=== Begin Enclosure ===
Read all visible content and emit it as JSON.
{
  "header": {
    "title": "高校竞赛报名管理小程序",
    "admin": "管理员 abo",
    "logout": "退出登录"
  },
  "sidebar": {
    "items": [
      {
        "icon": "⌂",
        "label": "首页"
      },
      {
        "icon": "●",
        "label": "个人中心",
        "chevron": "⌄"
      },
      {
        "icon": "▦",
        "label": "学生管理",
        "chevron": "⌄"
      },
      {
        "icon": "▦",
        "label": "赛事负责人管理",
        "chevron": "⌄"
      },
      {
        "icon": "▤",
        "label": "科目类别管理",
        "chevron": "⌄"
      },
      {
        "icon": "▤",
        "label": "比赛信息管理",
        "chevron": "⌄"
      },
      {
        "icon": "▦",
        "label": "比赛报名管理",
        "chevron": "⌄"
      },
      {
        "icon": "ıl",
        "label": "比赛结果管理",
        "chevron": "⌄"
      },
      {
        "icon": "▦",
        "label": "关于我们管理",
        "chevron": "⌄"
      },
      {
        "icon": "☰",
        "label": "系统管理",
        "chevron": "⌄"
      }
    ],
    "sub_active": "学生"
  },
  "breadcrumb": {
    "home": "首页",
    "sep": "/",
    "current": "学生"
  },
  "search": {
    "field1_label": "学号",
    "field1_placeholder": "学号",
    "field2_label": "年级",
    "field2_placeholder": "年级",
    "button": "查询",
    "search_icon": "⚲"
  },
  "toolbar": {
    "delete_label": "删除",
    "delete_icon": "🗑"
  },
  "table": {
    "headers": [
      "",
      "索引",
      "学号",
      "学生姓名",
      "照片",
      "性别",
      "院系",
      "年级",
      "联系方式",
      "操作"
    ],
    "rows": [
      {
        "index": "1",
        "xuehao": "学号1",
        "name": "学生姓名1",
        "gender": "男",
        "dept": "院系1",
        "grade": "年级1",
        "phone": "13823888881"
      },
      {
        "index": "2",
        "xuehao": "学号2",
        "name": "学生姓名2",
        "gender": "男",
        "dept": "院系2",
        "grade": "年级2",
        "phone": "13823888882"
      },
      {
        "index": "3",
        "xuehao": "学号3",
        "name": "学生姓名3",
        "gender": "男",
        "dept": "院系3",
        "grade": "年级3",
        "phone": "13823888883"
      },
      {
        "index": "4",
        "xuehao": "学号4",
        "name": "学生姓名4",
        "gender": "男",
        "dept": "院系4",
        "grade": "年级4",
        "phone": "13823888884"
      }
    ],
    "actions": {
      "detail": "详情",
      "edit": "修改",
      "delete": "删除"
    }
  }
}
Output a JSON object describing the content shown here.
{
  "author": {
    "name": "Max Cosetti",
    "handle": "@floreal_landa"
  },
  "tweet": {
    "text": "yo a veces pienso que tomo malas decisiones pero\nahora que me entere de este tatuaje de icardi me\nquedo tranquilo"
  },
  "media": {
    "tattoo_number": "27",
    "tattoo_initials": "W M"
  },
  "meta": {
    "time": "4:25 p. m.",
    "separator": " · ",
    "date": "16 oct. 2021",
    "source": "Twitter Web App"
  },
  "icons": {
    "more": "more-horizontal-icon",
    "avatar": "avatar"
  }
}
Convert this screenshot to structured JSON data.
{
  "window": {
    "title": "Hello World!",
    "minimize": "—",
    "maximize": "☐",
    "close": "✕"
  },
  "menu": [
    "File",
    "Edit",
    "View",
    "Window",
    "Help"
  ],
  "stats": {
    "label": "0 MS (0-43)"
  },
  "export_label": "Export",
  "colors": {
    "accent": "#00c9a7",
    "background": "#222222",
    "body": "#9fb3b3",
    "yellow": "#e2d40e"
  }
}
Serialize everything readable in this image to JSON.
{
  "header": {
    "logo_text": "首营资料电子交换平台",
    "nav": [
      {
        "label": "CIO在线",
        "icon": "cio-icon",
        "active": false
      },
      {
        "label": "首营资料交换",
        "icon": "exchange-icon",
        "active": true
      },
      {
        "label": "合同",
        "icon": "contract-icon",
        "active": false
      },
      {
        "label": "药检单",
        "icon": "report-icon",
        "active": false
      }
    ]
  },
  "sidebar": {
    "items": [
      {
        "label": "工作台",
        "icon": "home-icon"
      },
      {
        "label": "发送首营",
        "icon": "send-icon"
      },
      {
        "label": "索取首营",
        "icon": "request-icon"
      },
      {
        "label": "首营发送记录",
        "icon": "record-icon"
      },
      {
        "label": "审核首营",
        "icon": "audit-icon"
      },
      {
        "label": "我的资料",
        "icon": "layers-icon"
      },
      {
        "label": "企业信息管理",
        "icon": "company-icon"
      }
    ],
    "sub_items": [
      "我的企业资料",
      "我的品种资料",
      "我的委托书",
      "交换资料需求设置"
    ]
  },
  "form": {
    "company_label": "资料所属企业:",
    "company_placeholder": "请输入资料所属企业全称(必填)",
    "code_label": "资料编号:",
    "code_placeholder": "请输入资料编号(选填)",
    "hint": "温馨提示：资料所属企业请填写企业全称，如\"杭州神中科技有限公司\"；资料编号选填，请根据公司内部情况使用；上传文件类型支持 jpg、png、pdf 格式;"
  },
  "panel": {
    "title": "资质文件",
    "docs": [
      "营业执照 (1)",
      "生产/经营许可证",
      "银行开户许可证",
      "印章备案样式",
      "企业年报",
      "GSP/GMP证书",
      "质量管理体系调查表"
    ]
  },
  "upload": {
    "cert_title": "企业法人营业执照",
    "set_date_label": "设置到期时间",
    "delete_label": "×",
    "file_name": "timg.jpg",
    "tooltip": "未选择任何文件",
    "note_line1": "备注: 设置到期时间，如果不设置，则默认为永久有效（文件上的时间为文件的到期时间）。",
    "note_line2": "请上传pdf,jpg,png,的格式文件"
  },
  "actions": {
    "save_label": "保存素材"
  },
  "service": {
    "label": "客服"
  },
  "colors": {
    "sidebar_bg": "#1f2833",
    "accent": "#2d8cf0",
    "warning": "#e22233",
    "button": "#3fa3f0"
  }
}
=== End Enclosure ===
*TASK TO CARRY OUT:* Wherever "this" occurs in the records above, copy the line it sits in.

*SOLUTION BELOW:*
Convert this screenshot to structured JSON data.
Serialize everything readable in this image to JSON.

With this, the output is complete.